Go to the line in the data below that contains "Extract the structured". Write it out exactly, along with every later line through the last, and nothing else.

•••••

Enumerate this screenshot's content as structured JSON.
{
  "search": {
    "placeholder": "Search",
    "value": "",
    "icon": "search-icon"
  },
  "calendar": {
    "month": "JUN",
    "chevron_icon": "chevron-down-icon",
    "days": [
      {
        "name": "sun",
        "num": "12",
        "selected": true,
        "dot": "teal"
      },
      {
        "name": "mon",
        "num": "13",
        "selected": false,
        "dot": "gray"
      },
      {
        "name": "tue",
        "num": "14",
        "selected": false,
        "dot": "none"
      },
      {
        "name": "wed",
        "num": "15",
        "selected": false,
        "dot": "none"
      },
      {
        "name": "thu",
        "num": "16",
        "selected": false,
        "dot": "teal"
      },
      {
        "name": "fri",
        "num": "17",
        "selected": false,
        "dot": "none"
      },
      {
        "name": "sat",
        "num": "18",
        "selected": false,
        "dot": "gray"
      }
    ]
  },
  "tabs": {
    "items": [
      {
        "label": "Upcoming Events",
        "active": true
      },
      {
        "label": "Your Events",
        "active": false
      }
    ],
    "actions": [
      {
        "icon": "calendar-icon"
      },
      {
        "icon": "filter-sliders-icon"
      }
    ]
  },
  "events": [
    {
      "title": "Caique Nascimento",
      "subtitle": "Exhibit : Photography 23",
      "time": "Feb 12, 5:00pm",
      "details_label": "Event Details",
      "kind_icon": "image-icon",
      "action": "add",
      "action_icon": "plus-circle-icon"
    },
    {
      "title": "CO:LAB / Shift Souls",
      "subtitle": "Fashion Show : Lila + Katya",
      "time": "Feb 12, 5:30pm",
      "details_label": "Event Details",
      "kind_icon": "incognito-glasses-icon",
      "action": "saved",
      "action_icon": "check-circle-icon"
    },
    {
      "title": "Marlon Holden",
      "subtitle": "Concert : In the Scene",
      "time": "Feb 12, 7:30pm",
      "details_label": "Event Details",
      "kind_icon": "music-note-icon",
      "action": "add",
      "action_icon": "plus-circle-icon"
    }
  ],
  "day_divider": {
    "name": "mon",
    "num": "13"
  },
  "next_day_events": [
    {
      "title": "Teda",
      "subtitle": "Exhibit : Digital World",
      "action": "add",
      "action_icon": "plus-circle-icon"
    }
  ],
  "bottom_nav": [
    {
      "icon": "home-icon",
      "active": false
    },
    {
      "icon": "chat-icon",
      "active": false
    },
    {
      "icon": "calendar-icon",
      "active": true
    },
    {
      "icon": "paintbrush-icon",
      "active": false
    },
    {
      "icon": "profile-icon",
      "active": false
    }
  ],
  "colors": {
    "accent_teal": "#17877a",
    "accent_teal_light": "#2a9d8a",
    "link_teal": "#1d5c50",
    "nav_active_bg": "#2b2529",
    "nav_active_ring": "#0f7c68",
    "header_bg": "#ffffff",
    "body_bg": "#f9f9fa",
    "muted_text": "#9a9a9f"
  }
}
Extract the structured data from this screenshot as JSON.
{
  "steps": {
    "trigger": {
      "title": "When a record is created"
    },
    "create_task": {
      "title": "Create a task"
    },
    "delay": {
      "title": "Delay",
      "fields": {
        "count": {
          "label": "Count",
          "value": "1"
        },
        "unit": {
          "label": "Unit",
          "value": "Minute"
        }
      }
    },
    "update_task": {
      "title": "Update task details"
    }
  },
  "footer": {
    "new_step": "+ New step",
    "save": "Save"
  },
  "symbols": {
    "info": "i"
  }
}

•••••

● Completed exercise:
Extract the structured data from this screenshot as JSON.
{
  "steps": {
    "trigger": {
      "title": "When a record is created"
    },
    "create_task": {
      "title": "Create a task"
    },
    "delay": {
      "title": "Delay",
      "fields": {
        "count": {
          "label": "Count",
          "value": "1"
        },
        "unit": {
          "label": "Unit",
          "value": "Minute"
        }
      }
    },
    "update_task": {
      "title": "Update task details"
    }
  },
  "footer": {
    "new_step": "+ New step",
    "save": "Save"
  },
  "symbols": {
    "info": "i"
  }
}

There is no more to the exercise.